Primary Battles in Four States Yield Mixed Results for LGBT Issues
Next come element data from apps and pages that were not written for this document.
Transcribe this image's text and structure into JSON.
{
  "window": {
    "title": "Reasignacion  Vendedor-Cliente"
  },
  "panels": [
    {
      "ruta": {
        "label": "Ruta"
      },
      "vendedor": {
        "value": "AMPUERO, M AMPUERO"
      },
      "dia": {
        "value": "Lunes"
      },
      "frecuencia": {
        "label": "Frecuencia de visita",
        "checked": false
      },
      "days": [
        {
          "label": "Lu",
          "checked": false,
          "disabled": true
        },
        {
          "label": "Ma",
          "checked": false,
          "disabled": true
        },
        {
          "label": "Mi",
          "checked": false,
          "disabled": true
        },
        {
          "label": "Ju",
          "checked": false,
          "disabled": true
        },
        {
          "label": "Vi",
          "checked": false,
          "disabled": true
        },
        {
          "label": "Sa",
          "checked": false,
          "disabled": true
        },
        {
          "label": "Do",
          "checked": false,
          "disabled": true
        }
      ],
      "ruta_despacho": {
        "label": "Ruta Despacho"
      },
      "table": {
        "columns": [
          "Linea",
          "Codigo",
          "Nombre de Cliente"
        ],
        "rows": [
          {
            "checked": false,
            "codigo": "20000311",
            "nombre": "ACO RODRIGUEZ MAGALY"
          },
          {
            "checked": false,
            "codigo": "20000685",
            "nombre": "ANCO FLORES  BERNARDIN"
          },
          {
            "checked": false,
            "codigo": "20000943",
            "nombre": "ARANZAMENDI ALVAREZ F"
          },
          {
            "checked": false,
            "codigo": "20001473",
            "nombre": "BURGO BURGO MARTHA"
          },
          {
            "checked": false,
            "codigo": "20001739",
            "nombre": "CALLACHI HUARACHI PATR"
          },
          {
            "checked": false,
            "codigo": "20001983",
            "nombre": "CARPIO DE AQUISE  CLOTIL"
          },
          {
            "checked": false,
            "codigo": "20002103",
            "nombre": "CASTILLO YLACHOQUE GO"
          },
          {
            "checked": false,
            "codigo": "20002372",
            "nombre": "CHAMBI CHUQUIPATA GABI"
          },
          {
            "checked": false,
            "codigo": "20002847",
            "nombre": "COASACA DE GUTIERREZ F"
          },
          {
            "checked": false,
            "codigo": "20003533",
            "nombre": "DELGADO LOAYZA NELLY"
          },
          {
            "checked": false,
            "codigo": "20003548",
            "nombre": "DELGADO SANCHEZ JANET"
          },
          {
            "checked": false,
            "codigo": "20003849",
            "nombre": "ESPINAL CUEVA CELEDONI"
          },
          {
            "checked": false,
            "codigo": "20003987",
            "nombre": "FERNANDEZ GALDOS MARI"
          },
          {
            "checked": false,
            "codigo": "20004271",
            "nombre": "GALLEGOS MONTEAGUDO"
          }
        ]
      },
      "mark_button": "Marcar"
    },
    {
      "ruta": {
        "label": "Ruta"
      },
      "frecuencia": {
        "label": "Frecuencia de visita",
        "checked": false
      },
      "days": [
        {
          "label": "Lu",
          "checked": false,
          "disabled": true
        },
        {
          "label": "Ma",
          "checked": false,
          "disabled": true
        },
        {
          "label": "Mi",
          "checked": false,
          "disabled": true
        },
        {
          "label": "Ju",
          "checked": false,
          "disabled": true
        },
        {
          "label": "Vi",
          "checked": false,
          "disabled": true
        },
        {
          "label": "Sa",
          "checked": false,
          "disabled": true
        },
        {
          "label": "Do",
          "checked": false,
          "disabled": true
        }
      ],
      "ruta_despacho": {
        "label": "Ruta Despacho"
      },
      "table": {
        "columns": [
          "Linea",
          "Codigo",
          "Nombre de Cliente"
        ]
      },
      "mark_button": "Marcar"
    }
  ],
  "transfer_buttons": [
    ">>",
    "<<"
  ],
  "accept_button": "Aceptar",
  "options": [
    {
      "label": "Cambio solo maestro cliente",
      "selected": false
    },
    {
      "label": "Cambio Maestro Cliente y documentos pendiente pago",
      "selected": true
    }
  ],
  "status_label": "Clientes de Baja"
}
Four states held primary elections on Tuesday - each of which had some connection to LGBT issues. In Colorado, incumbent Democratic Senator Michael Bennet defeated challenger Andrew Romanoff in his primary. Romanoff had proudly touted his support for gay rights during the campaign, and claimed to be the more progressive candidate. But Bennet is also considered a strong supporter of the LGBT community. He has called for the repeal of DOMA, and says he personally supports marriage for gay couples. Bennet, who had President Obama supporting him, walked away with the victory. The Gay and Lesbian Victory Fund reports that Colorado State Senator Lucia Guzman  won her Democratic primary, and is now considered well-positioned to hold on to her seat. Guzman is an ordained minister and an out lesbian, who was appointed to Colorado's Senate in May to fill a vacancy. Openly-gay US Representative Jared Polis faced no opposition in his race, he will face Republican Stephen Bailey in November. In Connecticut, former World Wrestling Entertainment executive Linda McMahon defeated her Republican rivals, and will face Connecticut Attorney General Richard Blumenthal in the race to replace retiring US Senator Chris Dodd. On "The View" earlier this year, she described herself as "more socially moderate" and said "I think marriage is between a man and a woman, but I think it's a states issue." Also in Connecticut, Kevin Lembo won the Democratic primary for State Comptroller. The Victory Fund says he's now the favorite to win the general election, and could become one of just a handful of openly LGBT candidates elected to statewide office in the country. Out lesbian State Representative Beth Bye was uncontested in her race to move to the State Senate. In Georgia, a Republican gubernatorial primary runoff in which both candidates turned to ugly, anti-gay rhetoric was still too close to call this morning. And according to the Victory Fund, out lesbian Joan Garner won her primary for Fulton County Commission, and will be uncontested in November, meaning she'll become the commission’s first openly LGBT member. Lastly, in Minnesota, Republican gubernatorial candidate Tom Emmer was victorious, despite a campaign contribution controversy which resulted in boycotts against two major retailers. Minnesota-based Target and Best Buy had donated $150,000 and $100,000 respectively to a PAC supporting Emmer. Emmer highlights his opposition to marriage for gay couples on his website, and Rachel Maddow reports he donated to a Christian Rock ministry which has made outrageous claims about the gay community. Emmer will face Democratic former US Senator Mark Dayton in November. And out-gay Republican State Senator Paul Koering lost his bid to retain his seat.  Despite being the incumbent, Koering was not supported by his party, which backed challenger Paul Gazelka instead. The St. Cloud Times reports gay issues have played a factor in the loss, as Gazelka made an issue of his opposition to LGBT rights, and Koering made local (and national) headlines in June when he was seen on a date with a gay adult-film actor.